## Problem
Look through the listing below and report the lines that have the word "index" in them.

· · · · ·

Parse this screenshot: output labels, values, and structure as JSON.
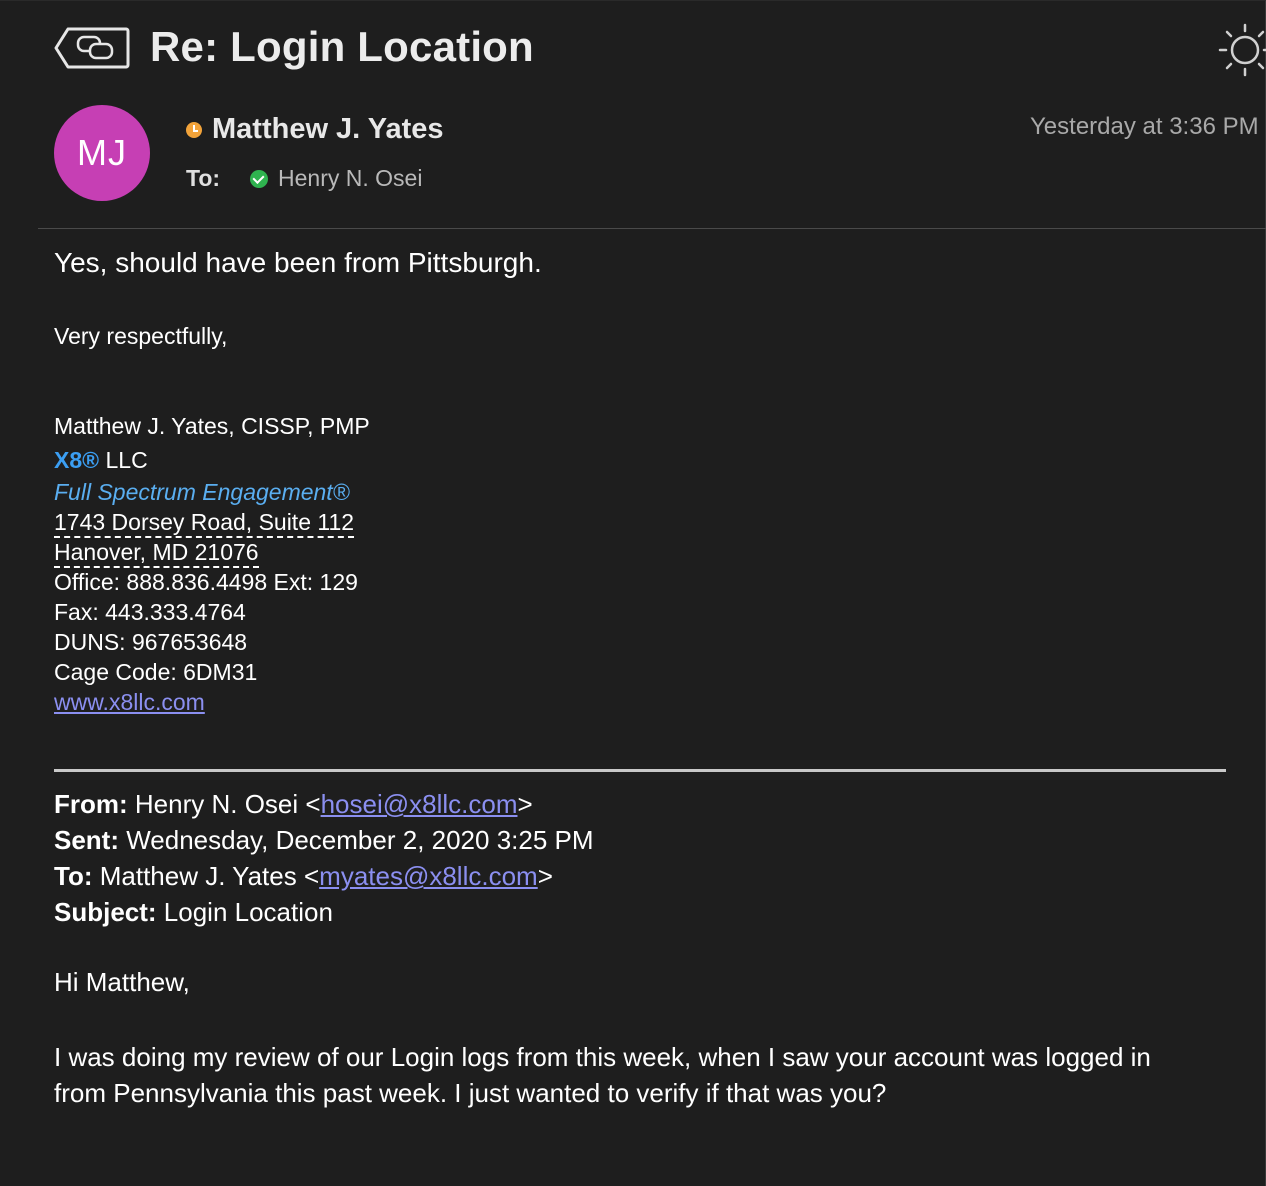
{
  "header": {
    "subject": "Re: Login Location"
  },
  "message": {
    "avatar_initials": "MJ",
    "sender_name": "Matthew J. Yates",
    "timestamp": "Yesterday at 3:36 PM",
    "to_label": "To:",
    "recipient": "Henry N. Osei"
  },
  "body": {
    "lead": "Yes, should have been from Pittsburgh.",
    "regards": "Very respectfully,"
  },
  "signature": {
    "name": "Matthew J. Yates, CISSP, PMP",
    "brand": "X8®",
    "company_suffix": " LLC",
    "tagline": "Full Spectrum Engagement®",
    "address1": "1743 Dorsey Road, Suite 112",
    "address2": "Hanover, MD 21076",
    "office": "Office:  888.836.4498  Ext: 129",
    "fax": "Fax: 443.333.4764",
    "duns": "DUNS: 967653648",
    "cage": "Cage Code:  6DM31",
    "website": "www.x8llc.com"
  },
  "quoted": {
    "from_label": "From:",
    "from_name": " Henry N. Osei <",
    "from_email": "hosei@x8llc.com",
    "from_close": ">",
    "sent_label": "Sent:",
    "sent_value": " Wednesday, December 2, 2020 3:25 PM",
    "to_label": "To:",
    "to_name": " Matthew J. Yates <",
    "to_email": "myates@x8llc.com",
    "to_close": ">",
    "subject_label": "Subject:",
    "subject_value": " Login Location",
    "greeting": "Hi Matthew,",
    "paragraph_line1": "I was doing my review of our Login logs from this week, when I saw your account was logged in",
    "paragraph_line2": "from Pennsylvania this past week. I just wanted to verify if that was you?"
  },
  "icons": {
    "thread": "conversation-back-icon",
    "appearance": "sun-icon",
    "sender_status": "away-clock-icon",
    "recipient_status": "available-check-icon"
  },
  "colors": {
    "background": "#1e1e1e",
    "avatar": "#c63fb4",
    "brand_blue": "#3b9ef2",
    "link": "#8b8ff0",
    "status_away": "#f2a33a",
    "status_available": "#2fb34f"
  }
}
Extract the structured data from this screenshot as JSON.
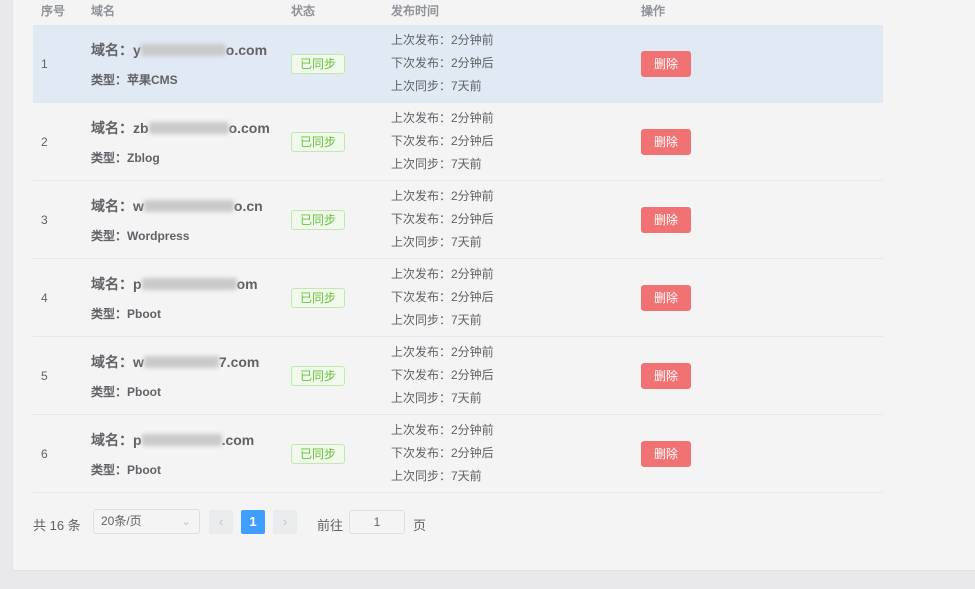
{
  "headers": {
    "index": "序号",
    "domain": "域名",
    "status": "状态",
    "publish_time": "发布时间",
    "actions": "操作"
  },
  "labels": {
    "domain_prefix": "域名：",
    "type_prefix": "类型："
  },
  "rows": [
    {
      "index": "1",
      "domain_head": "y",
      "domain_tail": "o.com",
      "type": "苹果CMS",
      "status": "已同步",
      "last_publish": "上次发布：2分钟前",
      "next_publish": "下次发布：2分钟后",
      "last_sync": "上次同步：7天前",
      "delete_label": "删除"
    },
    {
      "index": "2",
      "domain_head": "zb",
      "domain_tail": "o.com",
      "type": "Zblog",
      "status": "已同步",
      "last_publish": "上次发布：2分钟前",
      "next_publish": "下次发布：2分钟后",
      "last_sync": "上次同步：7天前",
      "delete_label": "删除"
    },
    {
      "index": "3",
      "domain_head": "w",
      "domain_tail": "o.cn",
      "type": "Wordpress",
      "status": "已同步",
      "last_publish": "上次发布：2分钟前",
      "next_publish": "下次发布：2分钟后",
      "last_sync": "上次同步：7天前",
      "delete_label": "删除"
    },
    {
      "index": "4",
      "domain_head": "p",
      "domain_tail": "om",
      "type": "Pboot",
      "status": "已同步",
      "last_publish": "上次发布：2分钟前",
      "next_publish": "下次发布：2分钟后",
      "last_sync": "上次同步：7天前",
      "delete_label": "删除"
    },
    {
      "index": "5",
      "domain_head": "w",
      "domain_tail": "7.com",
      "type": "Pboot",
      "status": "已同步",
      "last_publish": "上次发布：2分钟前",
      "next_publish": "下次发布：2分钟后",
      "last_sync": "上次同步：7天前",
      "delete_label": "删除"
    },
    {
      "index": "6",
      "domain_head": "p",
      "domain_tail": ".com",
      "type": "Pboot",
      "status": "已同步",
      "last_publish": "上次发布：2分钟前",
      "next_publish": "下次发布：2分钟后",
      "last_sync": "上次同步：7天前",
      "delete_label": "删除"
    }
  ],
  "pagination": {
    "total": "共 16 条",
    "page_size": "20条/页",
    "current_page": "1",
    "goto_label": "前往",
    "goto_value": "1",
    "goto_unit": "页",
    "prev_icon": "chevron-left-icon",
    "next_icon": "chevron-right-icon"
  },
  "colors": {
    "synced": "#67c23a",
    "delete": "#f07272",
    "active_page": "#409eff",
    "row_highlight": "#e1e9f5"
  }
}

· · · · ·

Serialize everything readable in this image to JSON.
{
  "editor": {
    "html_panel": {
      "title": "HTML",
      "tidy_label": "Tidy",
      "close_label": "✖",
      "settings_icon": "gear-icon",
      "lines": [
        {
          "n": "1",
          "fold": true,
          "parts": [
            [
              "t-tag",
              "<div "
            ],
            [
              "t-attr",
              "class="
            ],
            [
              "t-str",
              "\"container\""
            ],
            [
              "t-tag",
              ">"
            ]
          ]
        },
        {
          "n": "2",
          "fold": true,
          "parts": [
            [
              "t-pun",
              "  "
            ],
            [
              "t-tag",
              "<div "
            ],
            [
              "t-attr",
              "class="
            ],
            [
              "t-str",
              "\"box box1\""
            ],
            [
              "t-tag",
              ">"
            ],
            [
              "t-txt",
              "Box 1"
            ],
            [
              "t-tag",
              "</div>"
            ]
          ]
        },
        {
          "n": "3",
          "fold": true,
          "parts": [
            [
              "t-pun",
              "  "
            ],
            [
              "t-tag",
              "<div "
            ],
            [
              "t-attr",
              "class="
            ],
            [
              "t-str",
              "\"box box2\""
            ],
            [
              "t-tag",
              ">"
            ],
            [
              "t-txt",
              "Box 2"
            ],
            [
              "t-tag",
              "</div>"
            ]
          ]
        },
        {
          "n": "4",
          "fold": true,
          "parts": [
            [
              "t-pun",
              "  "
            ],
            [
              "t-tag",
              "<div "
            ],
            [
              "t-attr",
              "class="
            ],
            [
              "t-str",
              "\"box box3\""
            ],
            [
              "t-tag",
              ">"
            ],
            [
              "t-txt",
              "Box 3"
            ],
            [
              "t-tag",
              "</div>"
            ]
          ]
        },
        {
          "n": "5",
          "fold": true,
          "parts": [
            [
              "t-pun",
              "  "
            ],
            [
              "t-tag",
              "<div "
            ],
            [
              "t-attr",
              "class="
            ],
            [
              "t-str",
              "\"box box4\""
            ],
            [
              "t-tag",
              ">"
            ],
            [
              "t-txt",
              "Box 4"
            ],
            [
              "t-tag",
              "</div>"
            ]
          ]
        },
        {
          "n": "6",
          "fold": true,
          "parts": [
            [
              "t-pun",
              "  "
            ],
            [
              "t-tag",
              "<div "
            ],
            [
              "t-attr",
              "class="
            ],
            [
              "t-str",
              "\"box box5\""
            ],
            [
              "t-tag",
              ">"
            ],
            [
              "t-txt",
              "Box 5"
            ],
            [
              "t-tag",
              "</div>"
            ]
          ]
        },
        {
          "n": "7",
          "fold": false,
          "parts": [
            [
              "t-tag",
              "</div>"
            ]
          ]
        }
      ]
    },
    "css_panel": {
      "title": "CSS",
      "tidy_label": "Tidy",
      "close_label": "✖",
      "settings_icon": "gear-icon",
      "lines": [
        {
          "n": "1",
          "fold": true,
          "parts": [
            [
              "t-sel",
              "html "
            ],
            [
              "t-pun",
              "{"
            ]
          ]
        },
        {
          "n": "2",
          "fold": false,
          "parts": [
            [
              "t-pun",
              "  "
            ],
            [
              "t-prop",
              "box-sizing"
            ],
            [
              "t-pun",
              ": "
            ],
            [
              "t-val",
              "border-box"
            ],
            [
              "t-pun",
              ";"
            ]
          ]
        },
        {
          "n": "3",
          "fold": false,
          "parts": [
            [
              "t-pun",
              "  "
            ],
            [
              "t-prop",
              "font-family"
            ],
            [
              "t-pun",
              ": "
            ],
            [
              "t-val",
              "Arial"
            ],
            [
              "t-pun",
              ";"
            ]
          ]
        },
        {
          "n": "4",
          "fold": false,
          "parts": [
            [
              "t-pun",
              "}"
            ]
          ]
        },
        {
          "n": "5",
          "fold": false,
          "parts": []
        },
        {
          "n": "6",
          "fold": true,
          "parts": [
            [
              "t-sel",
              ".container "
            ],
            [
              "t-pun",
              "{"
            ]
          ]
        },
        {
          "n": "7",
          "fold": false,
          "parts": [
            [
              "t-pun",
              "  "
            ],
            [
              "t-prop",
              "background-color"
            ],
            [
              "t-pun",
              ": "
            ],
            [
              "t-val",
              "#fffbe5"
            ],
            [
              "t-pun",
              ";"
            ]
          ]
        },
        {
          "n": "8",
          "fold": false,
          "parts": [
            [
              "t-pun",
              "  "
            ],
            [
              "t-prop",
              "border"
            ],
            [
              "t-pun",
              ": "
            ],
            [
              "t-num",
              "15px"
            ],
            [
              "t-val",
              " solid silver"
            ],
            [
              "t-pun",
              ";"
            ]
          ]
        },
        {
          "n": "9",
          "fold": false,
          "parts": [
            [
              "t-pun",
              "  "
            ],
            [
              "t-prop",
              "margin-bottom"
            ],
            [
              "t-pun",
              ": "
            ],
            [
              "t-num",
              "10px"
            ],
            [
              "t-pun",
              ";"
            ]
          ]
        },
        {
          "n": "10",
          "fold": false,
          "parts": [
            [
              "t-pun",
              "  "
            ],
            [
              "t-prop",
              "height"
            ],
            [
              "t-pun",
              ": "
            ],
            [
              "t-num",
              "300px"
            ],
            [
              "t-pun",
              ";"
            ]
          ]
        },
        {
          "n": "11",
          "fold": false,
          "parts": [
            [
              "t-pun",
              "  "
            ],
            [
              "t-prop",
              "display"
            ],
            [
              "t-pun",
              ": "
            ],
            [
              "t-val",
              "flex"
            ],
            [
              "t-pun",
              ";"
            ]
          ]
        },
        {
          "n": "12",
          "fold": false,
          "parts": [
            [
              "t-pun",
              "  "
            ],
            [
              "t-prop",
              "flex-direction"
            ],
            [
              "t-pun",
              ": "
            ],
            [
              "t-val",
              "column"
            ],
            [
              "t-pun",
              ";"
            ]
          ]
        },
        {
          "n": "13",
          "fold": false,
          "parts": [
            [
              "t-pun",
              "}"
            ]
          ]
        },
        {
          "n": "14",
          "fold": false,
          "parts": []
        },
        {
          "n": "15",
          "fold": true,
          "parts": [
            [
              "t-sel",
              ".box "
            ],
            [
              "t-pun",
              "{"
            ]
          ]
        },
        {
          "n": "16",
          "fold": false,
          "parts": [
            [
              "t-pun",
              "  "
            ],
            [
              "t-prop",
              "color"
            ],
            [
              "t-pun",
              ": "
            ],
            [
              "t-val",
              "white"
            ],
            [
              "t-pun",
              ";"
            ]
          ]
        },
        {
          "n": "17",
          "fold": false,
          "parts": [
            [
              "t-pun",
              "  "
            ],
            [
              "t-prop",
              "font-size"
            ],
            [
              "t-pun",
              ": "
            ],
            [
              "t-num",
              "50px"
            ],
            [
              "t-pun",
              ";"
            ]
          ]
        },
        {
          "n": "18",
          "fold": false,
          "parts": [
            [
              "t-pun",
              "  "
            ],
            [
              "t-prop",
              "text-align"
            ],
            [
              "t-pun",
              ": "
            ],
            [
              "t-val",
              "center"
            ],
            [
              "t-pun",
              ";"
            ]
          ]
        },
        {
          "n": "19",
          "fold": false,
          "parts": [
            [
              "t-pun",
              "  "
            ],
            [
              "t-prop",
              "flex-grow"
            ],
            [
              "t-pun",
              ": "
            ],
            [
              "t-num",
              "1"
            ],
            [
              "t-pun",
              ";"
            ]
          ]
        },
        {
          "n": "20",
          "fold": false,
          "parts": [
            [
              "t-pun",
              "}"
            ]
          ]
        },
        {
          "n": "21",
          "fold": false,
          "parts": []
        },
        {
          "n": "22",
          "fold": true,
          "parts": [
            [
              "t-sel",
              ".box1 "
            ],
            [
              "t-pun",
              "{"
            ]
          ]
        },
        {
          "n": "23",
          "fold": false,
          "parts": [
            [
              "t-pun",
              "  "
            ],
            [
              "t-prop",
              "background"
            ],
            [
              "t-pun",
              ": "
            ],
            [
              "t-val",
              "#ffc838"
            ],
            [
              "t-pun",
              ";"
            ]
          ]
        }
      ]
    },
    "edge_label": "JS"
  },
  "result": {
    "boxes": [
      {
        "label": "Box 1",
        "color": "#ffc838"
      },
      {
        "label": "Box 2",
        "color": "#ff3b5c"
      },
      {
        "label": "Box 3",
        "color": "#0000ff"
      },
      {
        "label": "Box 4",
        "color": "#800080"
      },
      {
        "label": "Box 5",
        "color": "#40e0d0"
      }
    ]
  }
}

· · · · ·

## Answer area
    "index": "序号",
      "index": "1",
      "index": "2",
      "index": "3",
      "index": "4",
      "index": "5",
      "index": "6",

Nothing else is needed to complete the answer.